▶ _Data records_
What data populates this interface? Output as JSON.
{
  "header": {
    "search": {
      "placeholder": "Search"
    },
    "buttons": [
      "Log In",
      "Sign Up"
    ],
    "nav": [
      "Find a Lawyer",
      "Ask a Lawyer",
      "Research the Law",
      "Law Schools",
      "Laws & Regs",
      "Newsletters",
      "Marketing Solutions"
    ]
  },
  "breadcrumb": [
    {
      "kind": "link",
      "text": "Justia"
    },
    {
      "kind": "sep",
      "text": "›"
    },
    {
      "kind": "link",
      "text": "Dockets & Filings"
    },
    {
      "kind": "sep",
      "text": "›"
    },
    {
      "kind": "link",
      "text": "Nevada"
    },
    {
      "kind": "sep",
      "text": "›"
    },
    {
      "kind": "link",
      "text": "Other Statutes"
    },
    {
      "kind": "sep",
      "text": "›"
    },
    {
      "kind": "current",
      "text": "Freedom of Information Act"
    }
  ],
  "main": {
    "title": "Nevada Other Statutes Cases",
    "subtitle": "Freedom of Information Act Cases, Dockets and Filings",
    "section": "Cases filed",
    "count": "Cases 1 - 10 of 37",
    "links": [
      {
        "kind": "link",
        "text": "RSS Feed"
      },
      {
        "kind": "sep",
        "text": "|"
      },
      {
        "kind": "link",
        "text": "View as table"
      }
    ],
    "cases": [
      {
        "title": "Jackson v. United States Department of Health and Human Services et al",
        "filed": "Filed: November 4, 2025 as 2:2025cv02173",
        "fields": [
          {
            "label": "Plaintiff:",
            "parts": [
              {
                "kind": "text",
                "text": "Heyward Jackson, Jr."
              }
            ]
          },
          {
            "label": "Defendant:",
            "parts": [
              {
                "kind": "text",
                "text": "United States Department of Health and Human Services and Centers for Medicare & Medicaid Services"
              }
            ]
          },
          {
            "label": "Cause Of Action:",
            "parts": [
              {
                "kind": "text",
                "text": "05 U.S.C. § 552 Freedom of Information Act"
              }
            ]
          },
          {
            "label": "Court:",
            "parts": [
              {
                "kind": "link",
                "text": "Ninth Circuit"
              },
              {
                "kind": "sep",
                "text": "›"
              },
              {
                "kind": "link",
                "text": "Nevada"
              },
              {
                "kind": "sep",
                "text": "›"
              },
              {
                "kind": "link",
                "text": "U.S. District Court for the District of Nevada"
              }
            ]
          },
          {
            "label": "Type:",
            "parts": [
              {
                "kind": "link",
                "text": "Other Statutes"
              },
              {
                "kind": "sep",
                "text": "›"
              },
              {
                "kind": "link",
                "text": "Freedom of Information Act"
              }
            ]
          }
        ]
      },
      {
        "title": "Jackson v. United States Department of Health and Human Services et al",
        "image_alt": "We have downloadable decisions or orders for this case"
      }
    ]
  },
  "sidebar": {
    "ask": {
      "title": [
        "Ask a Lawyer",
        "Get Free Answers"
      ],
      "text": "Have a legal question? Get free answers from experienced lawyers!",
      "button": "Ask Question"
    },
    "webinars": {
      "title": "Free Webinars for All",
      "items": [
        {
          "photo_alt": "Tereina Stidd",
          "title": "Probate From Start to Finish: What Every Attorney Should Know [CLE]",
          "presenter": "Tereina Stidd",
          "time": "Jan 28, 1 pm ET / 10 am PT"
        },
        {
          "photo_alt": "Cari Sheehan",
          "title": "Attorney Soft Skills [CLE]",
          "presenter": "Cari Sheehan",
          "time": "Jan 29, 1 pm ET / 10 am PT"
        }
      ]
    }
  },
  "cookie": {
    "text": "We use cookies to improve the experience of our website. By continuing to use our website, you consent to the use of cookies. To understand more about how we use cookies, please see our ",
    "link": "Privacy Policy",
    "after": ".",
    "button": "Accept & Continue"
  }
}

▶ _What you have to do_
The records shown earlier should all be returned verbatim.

▶ _Problem solution_
What data populates this interface? Output as JSON.
{
  "header": {
    "search": {
      "placeholder": "Search"
    },
    "buttons": [
      "Log In",
      "Sign Up"
    ],
    "nav": [
      "Find a Lawyer",
      "Ask a Lawyer",
      "Research the Law",
      "Law Schools",
      "Laws & Regs",
      "Newsletters",
      "Marketing Solutions"
    ]
  },
  "breadcrumb": [
    {
      "kind": "link",
      "text": "Justia"
    },
    {
      "kind": "sep",
      "text": "›"
    },
    {
      "kind": "link",
      "text": "Dockets & Filings"
    },
    {
      "kind": "sep",
      "text": "›"
    },
    {
      "kind": "link",
      "text": "Nevada"
    },
    {
      "kind": "sep",
      "text": "›"
    },
    {
      "kind": "link",
      "text": "Other Statutes"
    },
    {
      "kind": "sep",
      "text": "›"
    },
    {
      "kind": "current",
      "text": "Freedom of Information Act"
    }
  ],
  "main": {
    "title": "Nevada Other Statutes Cases",
    "subtitle": "Freedom of Information Act Cases, Dockets and Filings",
    "section": "Cases filed",
    "count": "Cases 1 - 10 of 37",
    "links": [
      {
        "kind": "link",
        "text": "RSS Feed"
      },
      {
        "kind": "sep",
        "text": "|"
      },
      {
        "kind": "link",
        "text": "View as table"
      }
    ],
    "cases": [
      {
        "title": "Jackson v. United States Department of Health and Human Services et al",
        "filed": "Filed: November 4, 2025 as 2:2025cv02173",
        "fields": [
          {
            "label": "Plaintiff:",
            "parts": [
              {
                "kind": "text",
                "text": "Heyward Jackson, Jr."
              }
            ]
          },
          {
            "label": "Defendant:",
            "parts": [
              {
                "kind": "text",
                "text": "United States Department of Health and Human Services and Centers for Medicare & Medicaid Services"
              }
            ]
          },
          {
            "label": "Cause Of Action:",
            "parts": [
              {
                "kind": "text",
                "text": "05 U.S.C. § 552 Freedom of Information Act"
              }
            ]
          },
          {
            "label": "Court:",
            "parts": [
              {
                "kind": "link",
                "text": "Ninth Circuit"
              },
              {
                "kind": "sep",
                "text": "›"
              },
              {
                "kind": "link",
                "text": "Nevada"
              },
              {
                "kind": "sep",
                "text": "›"
              },
              {
                "kind": "link",
                "text": "U.S. District Court for the District of Nevada"
              }
            ]
          },
          {
            "label": "Type:",
            "parts": [
              {
                "kind": "link",
                "text": "Other Statutes"
              },
              {
                "kind": "sep",
                "text": "›"
              },
              {
                "kind": "link",
                "text": "Freedom of Information Act"
              }
            ]
          }
        ]
      },
      {
        "title": "Jackson v. United States Department of Health and Human Services et al",
        "image_alt": "We have downloadable decisions or orders for this case"
      }
    ]
  },
  "sidebar": {
    "ask": {
      "title": [
        "Ask a Lawyer",
        "Get Free Answers"
      ],
      "text": "Have a legal question? Get free answers from experienced lawyers!",
      "button": "Ask Question"
    },
    "webinars": {
      "title": "Free Webinars for All",
      "items": [
        {
          "photo_alt": "Tereina Stidd",
          "title": "Probate From Start to Finish: What Every Attorney Should Know [CLE]",
          "presenter": "Tereina Stidd",
          "time": "Jan 28, 1 pm ET / 10 am PT"
        },
        {
          "photo_alt": "Cari Sheehan",
          "title": "Attorney Soft Skills [CLE]",
          "presenter": "Cari Sheehan",
          "time": "Jan 29, 1 pm ET / 10 am PT"
        }
      ]
    }
  },
  "cookie": {
    "text": "We use cookies to improve the experience of our website. By continuing to use our website, you consent to the use of cookies. To understand more about how we use cookies, please see our ",
    "link": "Privacy Policy",
    "after": ".",
    "button": "Accept & Continue"
  }
}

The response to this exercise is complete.